• Instructions for the task: Could you copy every entry exactly, with nothing changed?

• Web page and app entries:
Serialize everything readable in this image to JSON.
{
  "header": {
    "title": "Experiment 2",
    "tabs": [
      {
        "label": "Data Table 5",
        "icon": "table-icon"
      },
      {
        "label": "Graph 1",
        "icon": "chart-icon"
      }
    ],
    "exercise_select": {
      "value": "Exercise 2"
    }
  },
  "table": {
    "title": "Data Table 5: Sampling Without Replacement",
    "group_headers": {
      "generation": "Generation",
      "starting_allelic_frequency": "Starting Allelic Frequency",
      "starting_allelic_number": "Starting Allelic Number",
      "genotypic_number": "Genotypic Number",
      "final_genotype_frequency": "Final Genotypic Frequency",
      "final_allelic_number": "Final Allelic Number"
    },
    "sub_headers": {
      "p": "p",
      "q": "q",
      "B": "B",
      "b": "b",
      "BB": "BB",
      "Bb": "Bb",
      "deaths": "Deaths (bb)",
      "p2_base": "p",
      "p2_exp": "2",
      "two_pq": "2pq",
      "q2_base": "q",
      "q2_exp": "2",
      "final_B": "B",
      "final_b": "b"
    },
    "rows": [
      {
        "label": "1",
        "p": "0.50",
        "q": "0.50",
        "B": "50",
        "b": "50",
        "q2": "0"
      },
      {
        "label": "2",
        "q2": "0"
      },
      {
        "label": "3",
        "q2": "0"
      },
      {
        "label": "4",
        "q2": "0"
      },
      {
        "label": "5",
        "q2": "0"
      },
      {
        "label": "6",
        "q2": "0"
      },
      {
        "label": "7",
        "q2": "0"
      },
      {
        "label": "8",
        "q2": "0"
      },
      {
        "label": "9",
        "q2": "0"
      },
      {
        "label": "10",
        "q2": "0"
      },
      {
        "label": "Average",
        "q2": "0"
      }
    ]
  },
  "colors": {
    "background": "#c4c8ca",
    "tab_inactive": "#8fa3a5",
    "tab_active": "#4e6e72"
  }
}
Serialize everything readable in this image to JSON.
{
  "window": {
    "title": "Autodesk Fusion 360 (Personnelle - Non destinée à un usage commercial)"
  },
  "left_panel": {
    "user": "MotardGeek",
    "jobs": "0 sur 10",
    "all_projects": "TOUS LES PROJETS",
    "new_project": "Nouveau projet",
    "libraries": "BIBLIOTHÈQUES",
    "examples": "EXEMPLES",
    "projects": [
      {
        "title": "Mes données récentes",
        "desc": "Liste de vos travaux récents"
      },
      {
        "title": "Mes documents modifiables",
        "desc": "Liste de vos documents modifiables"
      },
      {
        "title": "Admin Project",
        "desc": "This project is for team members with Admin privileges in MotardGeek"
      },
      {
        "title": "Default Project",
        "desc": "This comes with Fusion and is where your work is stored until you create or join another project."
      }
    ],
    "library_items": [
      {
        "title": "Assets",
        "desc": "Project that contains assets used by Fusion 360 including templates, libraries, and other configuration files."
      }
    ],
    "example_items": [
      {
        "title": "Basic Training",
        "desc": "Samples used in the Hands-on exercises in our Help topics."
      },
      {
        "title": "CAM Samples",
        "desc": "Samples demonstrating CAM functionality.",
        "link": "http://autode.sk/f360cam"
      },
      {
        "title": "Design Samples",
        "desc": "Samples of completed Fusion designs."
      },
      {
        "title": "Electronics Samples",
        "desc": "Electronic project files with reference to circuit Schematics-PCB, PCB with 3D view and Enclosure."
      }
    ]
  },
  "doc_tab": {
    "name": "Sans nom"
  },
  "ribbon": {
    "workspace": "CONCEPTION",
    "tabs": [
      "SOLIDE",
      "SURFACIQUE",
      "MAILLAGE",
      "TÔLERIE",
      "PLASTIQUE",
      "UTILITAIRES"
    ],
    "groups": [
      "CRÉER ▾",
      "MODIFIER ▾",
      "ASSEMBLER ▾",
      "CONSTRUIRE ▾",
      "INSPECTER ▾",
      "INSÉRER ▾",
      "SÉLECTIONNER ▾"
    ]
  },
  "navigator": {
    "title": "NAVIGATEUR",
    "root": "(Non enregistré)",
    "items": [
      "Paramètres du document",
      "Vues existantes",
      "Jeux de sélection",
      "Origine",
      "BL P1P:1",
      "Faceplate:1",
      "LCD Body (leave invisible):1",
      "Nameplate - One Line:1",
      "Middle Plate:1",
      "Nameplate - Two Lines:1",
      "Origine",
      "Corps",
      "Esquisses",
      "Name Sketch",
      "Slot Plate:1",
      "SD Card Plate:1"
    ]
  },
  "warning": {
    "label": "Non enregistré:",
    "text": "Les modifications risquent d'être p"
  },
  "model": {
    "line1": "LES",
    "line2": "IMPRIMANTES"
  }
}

• Task answer:
Serialize everything readable in this image to JSON.
{
  "header": {
    "title": "Experiment 2",
    "tabs": [
      {
        "label": "Data Table 5",
        "icon": "table-icon"
      },
      {
        "label": "Graph 1",
        "icon": "chart-icon"
      }
    ],
    "exercise_select": {
      "value": "Exercise 2"
    }
  },
  "table": {
    "title": "Data Table 5: Sampling Without Replacement",
    "group_headers": {
      "generation": "Generation",
      "starting_allelic_frequency": "Starting Allelic Frequency",
      "starting_allelic_number": "Starting Allelic Number",
      "genotypic_number": "Genotypic Number",
      "final_genotype_frequency": "Final Genotypic Frequency",
      "final_allelic_number": "Final Allelic Number"
    },
    "sub_headers": {
      "p": "p",
      "q": "q",
      "B": "B",
      "b": "b",
      "BB": "BB",
      "Bb": "Bb",
      "deaths": "Deaths (bb)",
      "p2_base": "p",
      "p2_exp": "2",
      "two_pq": "2pq",
      "q2_base": "q",
      "q2_exp": "2",
      "final_B": "B",
      "final_b": "b"
    },
    "rows": [
      {
        "label": "1",
        "p": "0.50",
        "q": "0.50",
        "B": "50",
        "b": "50",
        "q2": "0"
      },
      {
        "label": "2",
        "q2": "0"
      },
      {
        "label": "3",
        "q2": "0"
      },
      {
        "label": "4",
        "q2": "0"
      },
      {
        "label": "5",
        "q2": "0"
      },
      {
        "label": "6",
        "q2": "0"
      },
      {
        "label": "7",
        "q2": "0"
      },
      {
        "label": "8",
        "q2": "0"
      },
      {
        "label": "9",
        "q2": "0"
      },
      {
        "label": "10",
        "q2": "0"
      },
      {
        "label": "Average",
        "q2": "0"
      }
    ]
  },
  "colors": {
    "background": "#c4c8ca",
    "tab_inactive": "#8fa3a5",
    "tab_active": "#4e6e72"
  }
}
Serialize everything readable in this image to JSON.
{
  "window": {
    "title": "Autodesk Fusion 360 (Personnelle - Non destinée à un usage commercial)"
  },
  "left_panel": {
    "user": "MotardGeek",
    "jobs": "0 sur 10",
    "all_projects": "TOUS LES PROJETS",
    "new_project": "Nouveau projet",
    "libraries": "BIBLIOTHÈQUES",
    "examples": "EXEMPLES",
    "projects": [
      {
        "title": "Mes données récentes",
        "desc": "Liste de vos travaux récents"
      },
      {
        "title": "Mes documents modifiables",
        "desc": "Liste de vos documents modifiables"
      },
      {
        "title": "Admin Project",
        "desc": "This project is for team members with Admin privileges in MotardGeek"
      },
      {
        "title": "Default Project",
        "desc": "This comes with Fusion and is where your work is stored until you create or join another project."
      }
    ],
    "library_items": [
      {
        "title": "Assets",
        "desc": "Project that contains assets used by Fusion 360 including templates, libraries, and other configuration files."
      }
    ],
    "example_items": [
      {
        "title": "Basic Training",
        "desc": "Samples used in the Hands-on exercises in our Help topics."
      },
      {
        "title": "CAM Samples",
        "desc": "Samples demonstrating CAM functionality.",
        "link": "http://autode.sk/f360cam"
      },
      {
        "title": "Design Samples",
        "desc": "Samples of completed Fusion designs."
      },
      {
        "title": "Electronics Samples",
        "desc": "Electronic project files with reference to circuit Schematics-PCB, PCB with 3D view and Enclosure."
      }
    ]
  },
  "doc_tab": {
    "name": "Sans nom"
  },
  "ribbon": {
    "workspace": "CONCEPTION",
    "tabs": [
      "SOLIDE",
      "SURFACIQUE",
      "MAILLAGE",
      "TÔLERIE",
      "PLASTIQUE",
      "UTILITAIRES"
    ],
    "groups": [
      "CRÉER ▾",
      "MODIFIER ▾",
      "ASSEMBLER ▾",
      "CONSTRUIRE ▾",
      "INSPECTER ▾",
      "INSÉRER ▾",
      "SÉLECTIONNER ▾"
    ]
  },
  "navigator": {
    "title": "NAVIGATEUR",
    "root": "(Non enregistré)",
    "items": [
      "Paramètres du document",
      "Vues existantes",
      "Jeux de sélection",
      "Origine",
      "BL P1P:1",
      "Faceplate:1",
      "LCD Body (leave invisible):1",
      "Nameplate - One Line:1",
      "Middle Plate:1",
      "Nameplate - Two Lines:1",
      "Origine",
      "Corps",
      "Esquisses",
      "Name Sketch",
      "Slot Plate:1",
      "SD Card Plate:1"
    ]
  },
  "warning": {
    "label": "Non enregistré:",
    "text": "Les modifications risquent d'être p"
  },
  "model": {
    "line1": "LES",
    "line2": "IMPRIMANTES"
  }
}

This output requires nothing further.